Tax Deductions to Help Simple Filers Save Money
Simple filers have several straightforward opportunities to lower their taxes via tax deductions. They fall into two broad categories:
- Adjustments to Income
- Itemized Deductions
Adjustments to Income
You have until April 15, 2013 to make a contribution to a regular IRA for the 2012 tax year. As long as your income is less than certain limits, you may take a tax deduction for your IRA contribution. No deduction is available for a Roth IRA contribution.
If you moved far enough during 2012 for a job, you might be eligible to take a deduction for expenses related to moving you, your family, and your possessions to your new home. If your new workplace is at least 50 miles farther from your old home than your old job location was and you work for most of the next year (39 out of the following 52 weeks), your expenses may be tax deductible.
Most alimony you pay during 2012 is taxable income to your ex-spouse. It’s also deductible for you.
Student Loan Interest
Up to $2,500 of the interest you paid during 2012 on most student loans is tax deductible. You’ll probably receive a Form 1098-E, indicating the total amount of student loan interest you paid. If the amount you paid exceeds $2,500, then you qualify for the maximum deduction. If you paid some lesser amount, you can deduct the amount you actually paid.
Common Itemized Deductions
Gifts you make to 501(c)3 organizations (i.e., most legitimate charitable organizations) are tax deductible. Gifts can include not only cash, checks, or credit card charges, but also donations of clothing and household items. Make sure you get donation receipts for your files, and then deduct your charitable donations as itemized deductions.
Interest you pay on your mortgage is tax deductible. Recall the deduction isn’t for your entire mortgage payment – it is only for the interest portion. Fortunately, your bank will send you a Form 1098 in January indicating the amount of your 2012 mortgage payments attributable to interest, and it is this amount you can deduct.
State and Local Taxes
While you can’t deduct your federal income tax, your Social Security, or Medicare taxes, you do catch a tax break for the state income tax and property tax you pay – if you itemize.
Typically, each of the above tax deductions are both simple to claim and worth the additional time it takes to prepare your tax return.

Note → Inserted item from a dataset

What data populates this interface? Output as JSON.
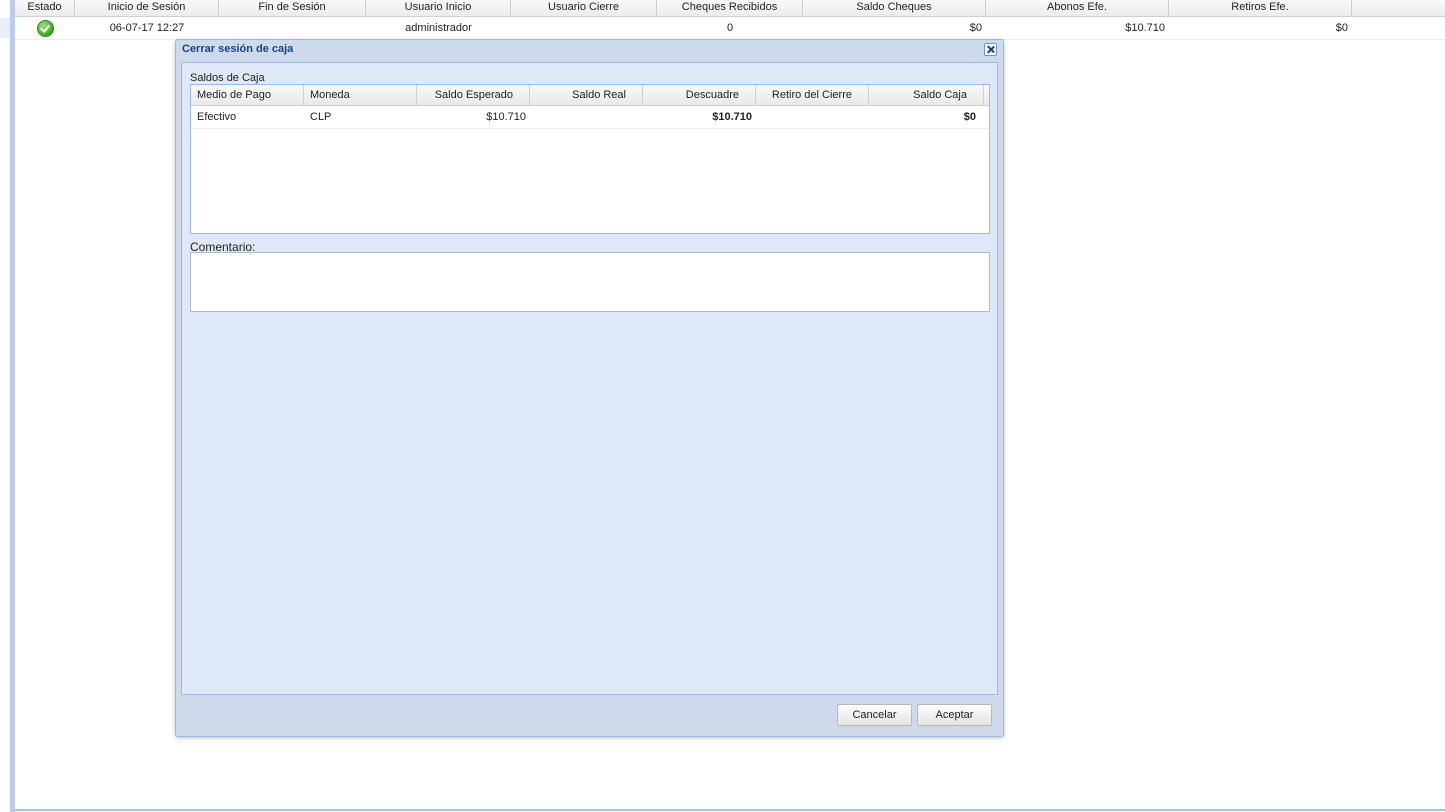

Plus TurboTax helps you get all of the tax deductions and credits you’re eligible for. It is worth it to ensure you keep more money in your pocket!